## What is being asked
Leave the pictures out, and repeat exactly every line from the one with "Give me the" through the end of the data below.

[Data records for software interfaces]
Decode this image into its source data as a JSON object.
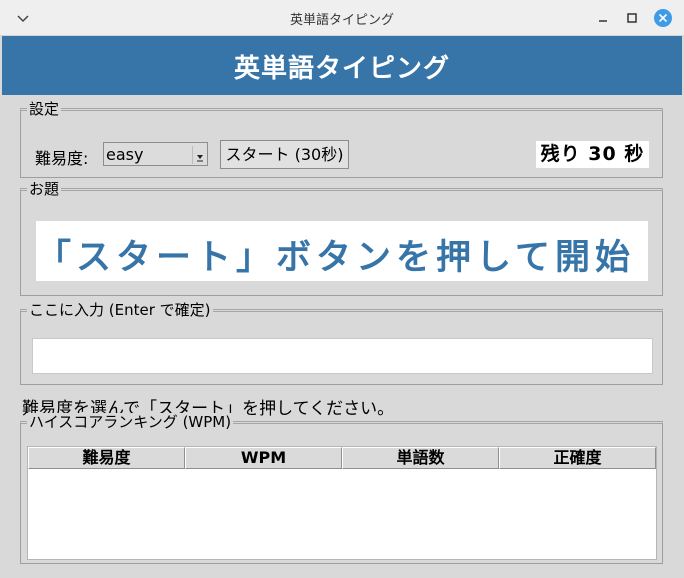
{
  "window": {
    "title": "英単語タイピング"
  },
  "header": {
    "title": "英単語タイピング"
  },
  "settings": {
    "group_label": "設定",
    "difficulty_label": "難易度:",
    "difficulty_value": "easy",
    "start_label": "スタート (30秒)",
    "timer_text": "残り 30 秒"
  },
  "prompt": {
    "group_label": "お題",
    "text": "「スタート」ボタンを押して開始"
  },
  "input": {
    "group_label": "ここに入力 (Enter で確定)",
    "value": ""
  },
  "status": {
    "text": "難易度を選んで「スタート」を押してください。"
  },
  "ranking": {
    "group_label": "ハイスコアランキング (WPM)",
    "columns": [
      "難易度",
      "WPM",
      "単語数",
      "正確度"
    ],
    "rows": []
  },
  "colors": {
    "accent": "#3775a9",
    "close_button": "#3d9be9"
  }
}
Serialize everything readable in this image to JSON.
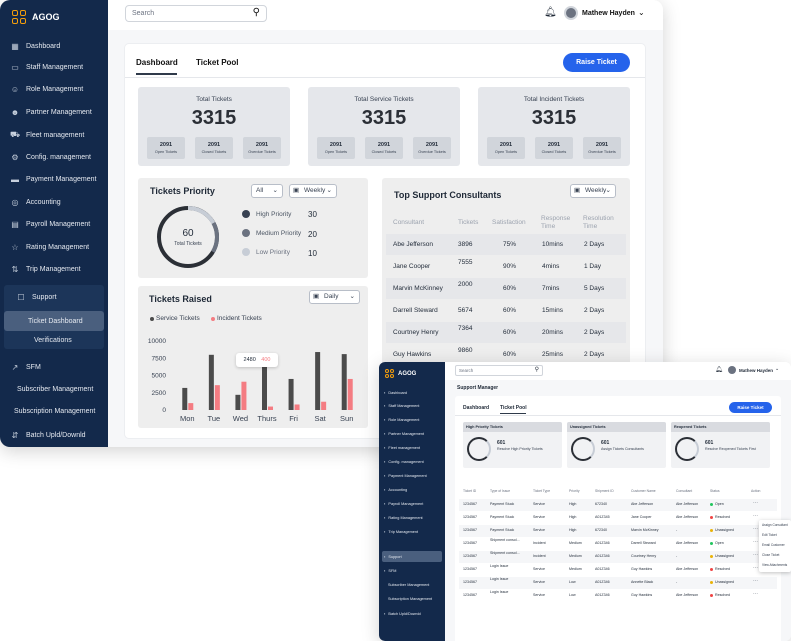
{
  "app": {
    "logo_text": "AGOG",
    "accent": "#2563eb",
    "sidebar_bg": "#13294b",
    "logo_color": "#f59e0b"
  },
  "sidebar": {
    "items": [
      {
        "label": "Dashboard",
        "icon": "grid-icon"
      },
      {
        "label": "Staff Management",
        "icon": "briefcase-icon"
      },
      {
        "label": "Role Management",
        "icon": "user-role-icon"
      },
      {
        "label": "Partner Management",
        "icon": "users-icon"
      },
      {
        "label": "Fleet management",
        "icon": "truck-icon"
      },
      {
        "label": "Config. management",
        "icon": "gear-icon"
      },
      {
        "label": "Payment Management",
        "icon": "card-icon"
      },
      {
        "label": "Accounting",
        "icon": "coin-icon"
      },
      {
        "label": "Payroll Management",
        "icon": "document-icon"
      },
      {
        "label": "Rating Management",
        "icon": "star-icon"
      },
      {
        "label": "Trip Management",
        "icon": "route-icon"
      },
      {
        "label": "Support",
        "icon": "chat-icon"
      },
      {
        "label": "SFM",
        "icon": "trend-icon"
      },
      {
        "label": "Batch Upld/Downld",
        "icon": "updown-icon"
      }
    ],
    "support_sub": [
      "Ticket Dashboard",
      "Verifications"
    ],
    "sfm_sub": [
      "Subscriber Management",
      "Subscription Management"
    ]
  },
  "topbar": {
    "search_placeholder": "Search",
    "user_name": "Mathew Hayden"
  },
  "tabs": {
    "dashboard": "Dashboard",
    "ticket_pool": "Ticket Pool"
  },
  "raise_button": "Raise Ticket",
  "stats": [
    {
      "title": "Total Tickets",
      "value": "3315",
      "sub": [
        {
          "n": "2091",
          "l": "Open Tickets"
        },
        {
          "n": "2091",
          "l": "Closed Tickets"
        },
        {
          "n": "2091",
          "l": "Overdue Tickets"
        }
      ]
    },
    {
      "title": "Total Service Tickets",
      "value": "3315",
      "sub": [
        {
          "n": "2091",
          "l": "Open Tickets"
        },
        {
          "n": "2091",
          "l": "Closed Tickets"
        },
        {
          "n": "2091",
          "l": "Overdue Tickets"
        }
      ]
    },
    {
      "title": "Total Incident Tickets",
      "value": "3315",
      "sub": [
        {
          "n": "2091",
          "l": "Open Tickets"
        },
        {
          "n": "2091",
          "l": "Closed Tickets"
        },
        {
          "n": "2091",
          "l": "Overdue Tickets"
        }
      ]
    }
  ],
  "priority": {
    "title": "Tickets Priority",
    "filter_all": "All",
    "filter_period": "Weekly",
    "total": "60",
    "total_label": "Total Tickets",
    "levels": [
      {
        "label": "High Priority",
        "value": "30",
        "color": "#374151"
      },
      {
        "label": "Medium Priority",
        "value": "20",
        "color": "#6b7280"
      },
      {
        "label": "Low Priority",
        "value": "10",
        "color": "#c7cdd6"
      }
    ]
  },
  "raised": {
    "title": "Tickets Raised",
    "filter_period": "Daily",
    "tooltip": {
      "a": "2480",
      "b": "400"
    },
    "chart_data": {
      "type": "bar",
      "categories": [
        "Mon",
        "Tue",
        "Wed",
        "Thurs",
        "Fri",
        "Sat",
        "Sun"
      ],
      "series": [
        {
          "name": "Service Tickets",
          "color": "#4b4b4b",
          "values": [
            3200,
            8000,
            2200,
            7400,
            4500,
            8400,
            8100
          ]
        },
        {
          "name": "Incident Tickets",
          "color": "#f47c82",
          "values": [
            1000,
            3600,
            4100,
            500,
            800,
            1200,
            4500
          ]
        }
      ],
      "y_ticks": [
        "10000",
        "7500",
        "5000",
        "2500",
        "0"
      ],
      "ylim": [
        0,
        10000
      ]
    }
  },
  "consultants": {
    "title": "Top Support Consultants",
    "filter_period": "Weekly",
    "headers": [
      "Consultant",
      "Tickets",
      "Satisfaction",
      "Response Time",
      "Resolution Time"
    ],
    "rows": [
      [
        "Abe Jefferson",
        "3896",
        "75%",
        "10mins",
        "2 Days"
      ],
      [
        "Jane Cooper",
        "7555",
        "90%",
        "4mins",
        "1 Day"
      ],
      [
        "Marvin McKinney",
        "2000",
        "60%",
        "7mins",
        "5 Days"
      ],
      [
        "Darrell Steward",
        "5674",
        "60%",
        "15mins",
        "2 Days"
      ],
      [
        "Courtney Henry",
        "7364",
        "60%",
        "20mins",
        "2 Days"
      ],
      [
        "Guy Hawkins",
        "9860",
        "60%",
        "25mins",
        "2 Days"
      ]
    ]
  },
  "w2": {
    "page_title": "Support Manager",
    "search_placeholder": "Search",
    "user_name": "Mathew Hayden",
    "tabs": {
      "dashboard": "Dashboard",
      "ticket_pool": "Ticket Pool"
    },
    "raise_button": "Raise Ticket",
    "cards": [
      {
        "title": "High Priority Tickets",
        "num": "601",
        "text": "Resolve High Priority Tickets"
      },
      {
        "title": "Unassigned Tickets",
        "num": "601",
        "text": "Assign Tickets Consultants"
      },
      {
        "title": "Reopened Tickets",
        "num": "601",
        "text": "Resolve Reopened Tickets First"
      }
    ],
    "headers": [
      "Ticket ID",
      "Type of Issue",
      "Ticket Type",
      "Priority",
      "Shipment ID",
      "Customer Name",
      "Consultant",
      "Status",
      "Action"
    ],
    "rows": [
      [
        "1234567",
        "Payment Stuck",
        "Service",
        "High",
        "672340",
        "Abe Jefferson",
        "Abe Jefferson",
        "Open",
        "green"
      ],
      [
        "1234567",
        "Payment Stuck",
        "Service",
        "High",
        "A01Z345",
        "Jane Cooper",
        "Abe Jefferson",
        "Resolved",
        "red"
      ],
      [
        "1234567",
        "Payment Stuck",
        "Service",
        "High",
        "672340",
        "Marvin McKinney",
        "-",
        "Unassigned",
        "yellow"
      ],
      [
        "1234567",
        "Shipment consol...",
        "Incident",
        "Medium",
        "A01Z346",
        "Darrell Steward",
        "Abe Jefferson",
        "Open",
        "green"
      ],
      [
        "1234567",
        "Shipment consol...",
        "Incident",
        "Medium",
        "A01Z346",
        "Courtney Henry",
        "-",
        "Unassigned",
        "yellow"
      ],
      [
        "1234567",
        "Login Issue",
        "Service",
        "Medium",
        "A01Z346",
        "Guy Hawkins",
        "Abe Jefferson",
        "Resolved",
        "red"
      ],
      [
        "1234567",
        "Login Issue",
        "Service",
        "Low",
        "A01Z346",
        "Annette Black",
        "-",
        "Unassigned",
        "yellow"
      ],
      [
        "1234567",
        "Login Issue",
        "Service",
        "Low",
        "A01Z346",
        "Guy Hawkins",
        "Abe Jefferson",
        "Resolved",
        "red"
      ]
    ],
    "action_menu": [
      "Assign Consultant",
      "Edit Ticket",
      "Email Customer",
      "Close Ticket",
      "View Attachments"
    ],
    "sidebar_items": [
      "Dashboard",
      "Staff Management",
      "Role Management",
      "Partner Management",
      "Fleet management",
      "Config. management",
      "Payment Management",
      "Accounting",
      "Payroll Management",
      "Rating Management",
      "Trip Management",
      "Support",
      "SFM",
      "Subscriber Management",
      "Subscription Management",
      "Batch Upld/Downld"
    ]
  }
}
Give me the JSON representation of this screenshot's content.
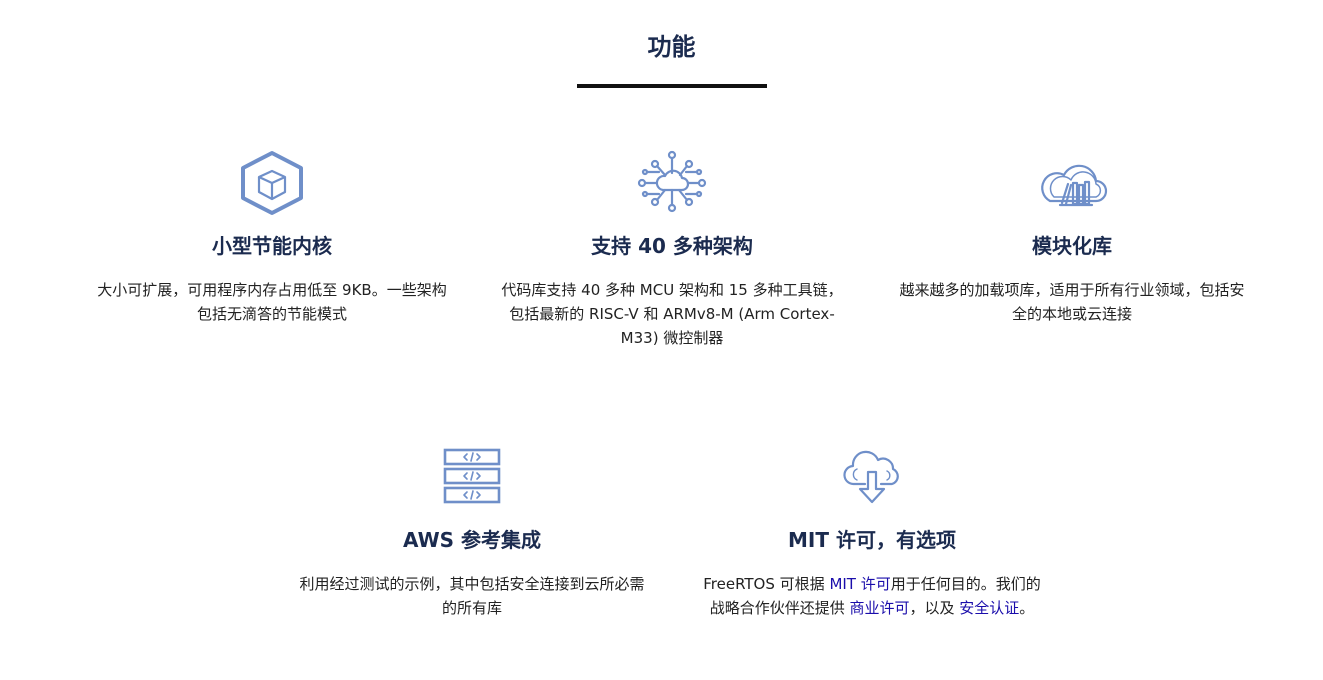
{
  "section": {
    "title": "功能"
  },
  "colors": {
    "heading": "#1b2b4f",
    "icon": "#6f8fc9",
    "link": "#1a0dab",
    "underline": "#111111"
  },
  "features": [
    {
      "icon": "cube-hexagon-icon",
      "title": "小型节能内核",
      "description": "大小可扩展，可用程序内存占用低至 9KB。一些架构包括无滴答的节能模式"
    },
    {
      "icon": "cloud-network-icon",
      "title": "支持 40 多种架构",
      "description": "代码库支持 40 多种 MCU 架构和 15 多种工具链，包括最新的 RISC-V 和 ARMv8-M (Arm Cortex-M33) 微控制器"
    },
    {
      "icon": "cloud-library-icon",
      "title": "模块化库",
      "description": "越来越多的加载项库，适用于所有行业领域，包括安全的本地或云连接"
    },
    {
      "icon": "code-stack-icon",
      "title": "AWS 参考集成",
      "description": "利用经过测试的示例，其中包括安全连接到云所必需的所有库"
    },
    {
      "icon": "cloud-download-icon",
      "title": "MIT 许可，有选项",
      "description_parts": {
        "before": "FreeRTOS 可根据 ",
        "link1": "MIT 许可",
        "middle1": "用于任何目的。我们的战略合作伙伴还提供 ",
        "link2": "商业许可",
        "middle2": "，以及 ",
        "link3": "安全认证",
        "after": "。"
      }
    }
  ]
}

## Final answer
Give me the JSON representation of this screenshot's content.
{
  "section": {
    "title": "功能"
  },
  "colors": {
    "heading": "#1b2b4f",
    "icon": "#6f8fc9",
    "link": "#1a0dab",
    "underline": "#111111"
  },
  "features": [
    {
      "icon": "cube-hexagon-icon",
      "title": "小型节能内核",
      "description": "大小可扩展，可用程序内存占用低至 9KB。一些架构包括无滴答的节能模式"
    },
    {
      "icon": "cloud-network-icon",
      "title": "支持 40 多种架构",
      "description": "代码库支持 40 多种 MCU 架构和 15 多种工具链，包括最新的 RISC-V 和 ARMv8-M (Arm Cortex-M33) 微控制器"
    },
    {
      "icon": "cloud-library-icon",
      "title": "模块化库",
      "description": "越来越多的加载项库，适用于所有行业领域，包括安全的本地或云连接"
    },
    {
      "icon": "code-stack-icon",
      "title": "AWS 参考集成",
      "description": "利用经过测试的示例，其中包括安全连接到云所必需的所有库"
    },
    {
      "icon": "cloud-download-icon",
      "title": "MIT 许可，有选项",
      "description_parts": {
        "before": "FreeRTOS 可根据 ",
        "link1": "MIT 许可",
        "middle1": "用于任何目的。我们的战略合作伙伴还提供 ",
        "link2": "商业许可",
        "middle2": "，以及 ",
        "link3": "安全认证",
        "after": "。"
      }
    }
  ]
}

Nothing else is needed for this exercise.